Some crimes are horrific with victims and families of those victims stuffing tremendous loss. The stories of the crime are often gruesome but the reality is that the general public's interest in those crimes is at an all-time high.

Crime and Who Dun It documentaries and podcasts are often at the top of the most-watched and downloaded. Females in particular, often the gender that is the victim in the acts of violence, listen and watch these crime stories by huge percentages over their male counterparts.

A study was recently released by Edwards Kirby Attorneys at Law. They gathered data on the top searched true crime cases in every state in the country between November 2020 to November 2021.

Some of the higher-profile cases over decades scored highest among states. The death of Caylee Anthony topped the list in 6 states, followed by the O.J. Simpson murder case with 4 states, and the cases of the serial killer David Berkowitz, also known as “Son of Sam”, was top of mind among searches’ of crime content in 3 states according to the Edwards Kirby study.

The crime that fascinates Massachusetts the most, according to the study, did not involve violence. No blood was shed, there was no loss of life or even a single injury. This crime has risen to legendary status around the world. The victim of this crime was the Isabella Stewart Garner Museum in Boston where on March 18th, 1990 a total of thirteen works of art disappeared from the frames and displays in the museum. Among some of the art stolen according to Wikipedia included three Rembrandts: The Storm on the Sea of Galilee, A Lady and the Gentleman in Black, and Rembrandts Self-Portrait. Other paintings by Degas, Vermeer, Manet, and Flinck were also discovered missing with only the frames still hanging in place.

Getty Images

The thieves gained entrance into the museum by posing as Boston Police there to check out a call of a disturbance, according to Wikipedia. Two security guards were subdued soon after the fake cops gained entry. The security guards were found in the museum’s basement tied up but uninjured according to reports.

The FBI estimates of the heist at the time was $200 million. Since then, according to Wikipedia, some art dealers estimate the value of the works of art today could be worth in the ballpark of $600 million.

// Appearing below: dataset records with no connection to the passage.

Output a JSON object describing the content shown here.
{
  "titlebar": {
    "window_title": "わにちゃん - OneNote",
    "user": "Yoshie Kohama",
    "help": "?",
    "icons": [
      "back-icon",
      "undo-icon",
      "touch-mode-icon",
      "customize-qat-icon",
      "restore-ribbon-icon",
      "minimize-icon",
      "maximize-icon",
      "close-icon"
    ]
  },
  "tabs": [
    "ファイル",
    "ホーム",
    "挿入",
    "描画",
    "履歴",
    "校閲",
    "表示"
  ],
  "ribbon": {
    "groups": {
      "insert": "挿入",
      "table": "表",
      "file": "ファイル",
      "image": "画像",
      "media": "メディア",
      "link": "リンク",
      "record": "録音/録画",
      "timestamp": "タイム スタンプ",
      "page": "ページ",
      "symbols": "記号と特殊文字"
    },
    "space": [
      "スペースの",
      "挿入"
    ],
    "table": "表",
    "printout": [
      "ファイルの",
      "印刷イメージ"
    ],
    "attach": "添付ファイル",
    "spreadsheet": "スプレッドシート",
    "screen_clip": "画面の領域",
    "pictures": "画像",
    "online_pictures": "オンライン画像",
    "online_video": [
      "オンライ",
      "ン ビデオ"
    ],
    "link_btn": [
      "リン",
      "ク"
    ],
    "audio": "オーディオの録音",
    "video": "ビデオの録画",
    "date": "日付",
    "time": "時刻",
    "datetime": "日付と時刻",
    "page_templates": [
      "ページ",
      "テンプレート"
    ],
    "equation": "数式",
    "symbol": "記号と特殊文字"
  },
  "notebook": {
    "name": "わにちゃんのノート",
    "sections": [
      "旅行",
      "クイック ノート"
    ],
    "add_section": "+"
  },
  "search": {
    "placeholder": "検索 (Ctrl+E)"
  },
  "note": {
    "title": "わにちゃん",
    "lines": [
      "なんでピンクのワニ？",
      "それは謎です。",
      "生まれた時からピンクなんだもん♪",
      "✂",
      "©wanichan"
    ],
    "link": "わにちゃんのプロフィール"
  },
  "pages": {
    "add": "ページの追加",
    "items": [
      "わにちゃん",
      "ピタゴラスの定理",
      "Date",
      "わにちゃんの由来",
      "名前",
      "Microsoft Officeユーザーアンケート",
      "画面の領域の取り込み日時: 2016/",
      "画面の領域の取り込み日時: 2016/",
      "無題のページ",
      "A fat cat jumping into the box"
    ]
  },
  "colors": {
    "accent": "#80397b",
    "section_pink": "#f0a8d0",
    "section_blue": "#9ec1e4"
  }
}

To date, no arrests have been made and none of the artwork has been recovered since the heist. The Gardner Museum has offered a $10 million dollar reward for information leading to the recovery of all of the artwork stolen on that morning of March 18th, 1990.

For more information on the nationwide crime study, click on this link to Edwards Kirby Attorneys at Law.

Click on this link for more information on the Gardner Museum reward.

25 True Crime Locations: What Do They Look Like Today?

Below, find out where 25 of the most infamous crimes in history took place — and what the locations are used for today. (If they've been left standing.)

How Many in America: From Guns to Ghost Towns

Can you take a guess as to how many public schools are in the U.S.? Do you have any clue as to how many billionaires might be residing there? Read on to find out—and learn a thing or two about each of these selection’s cultural significance and legacy along the way.

More From WUPE